Am I nervous that after two months I still have no job awaiting me when we arrive in Wilmington? Does it frighten me ever so slightly that my bank account balance creeps perilously downward each day?

No, mes amis!!

In fact, I find it exhilarating! Like a swan dive into a crystal clear lake lit by the early morning sun!! Like biking down a hill with the wind in my hair!!!

Or so I tell myself – every time I feel like I’m being sucked down into a spiral of frustration and self pity. Every time a cover letter goes unanswered. Every time I wonder if I made a huge mistake leaving my safe, if terribly unsatisfying, office management position.

This morning, I spent half an hour filling out an application for an assistant manager position at a health food store. I was feeling especially bold having just proof read a gloriously written cover letter, when the application asked me several questions about my grocery management and/or grocery store experience (of which I have approximately none). It was at this point that I realized I would not be considered for this job no matter how eloquent my treatise on why I was the obvious choice.  That, and I really didn’t want the job.

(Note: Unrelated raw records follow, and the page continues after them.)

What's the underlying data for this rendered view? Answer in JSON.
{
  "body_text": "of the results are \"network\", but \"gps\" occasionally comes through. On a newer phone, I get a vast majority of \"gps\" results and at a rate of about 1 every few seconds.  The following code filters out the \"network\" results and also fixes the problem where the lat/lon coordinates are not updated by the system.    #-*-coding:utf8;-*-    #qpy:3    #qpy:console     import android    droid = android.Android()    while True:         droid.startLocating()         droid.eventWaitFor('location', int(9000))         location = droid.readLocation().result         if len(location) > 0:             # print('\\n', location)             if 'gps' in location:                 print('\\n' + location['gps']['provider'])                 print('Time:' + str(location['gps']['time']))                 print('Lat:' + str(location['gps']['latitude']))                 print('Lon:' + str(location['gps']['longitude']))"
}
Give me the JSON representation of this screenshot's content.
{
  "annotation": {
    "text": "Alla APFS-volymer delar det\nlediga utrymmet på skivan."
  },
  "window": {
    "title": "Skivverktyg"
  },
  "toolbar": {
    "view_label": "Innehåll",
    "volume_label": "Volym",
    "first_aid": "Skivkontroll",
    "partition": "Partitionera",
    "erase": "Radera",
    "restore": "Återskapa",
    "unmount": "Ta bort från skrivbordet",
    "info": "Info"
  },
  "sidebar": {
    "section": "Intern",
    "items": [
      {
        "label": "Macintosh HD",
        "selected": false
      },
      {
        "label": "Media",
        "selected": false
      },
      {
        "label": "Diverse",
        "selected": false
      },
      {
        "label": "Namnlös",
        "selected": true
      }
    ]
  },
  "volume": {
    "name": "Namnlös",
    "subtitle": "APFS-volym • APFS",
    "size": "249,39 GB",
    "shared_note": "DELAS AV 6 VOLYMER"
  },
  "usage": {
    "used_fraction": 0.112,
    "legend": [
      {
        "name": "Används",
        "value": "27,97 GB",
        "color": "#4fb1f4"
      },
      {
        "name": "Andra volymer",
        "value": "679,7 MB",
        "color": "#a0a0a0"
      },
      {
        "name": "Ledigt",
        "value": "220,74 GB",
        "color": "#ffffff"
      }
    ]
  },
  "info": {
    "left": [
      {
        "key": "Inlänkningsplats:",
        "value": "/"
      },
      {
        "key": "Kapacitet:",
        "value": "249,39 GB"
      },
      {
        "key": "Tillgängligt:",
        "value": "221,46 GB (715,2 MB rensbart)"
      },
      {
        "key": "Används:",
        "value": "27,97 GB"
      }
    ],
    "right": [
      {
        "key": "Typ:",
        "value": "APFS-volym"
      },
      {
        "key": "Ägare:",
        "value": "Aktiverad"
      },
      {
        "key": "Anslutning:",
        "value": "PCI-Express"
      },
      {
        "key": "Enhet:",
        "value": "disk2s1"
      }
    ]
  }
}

So it was back to the drawing board – namely, the Craig’s List bulletin board.  My latest motivational theory? That these employers must simply meet me in person to understand the force of nature that is Amanda Heironimus. That once my irresistible life force is transferred via a simple handshake, they will be powerless to turn me away. So, all I have to do is get to Wilmington (moving day = Thursday), and all will be made right in the universe!

Or something.

It keeps me going anyway. Making follow-up calls, sending e-mails, applying for jobs I probably have no business applying for, but which sound interesting and not overly difficult to figure out nonetheless (cough… Marine Finfish Cultivation Technician… cough, cough).

So to all my fellow unemployed (I prefer the kinder, gentler, if less widely utilized term, “Vocational Explorers”): keep calm, carry on and make productive and creative use of this rare surplus of time. And maybe do your job-hunting using the pool’s WIFI, because when are we ever going to get to do THAT again??

All my best,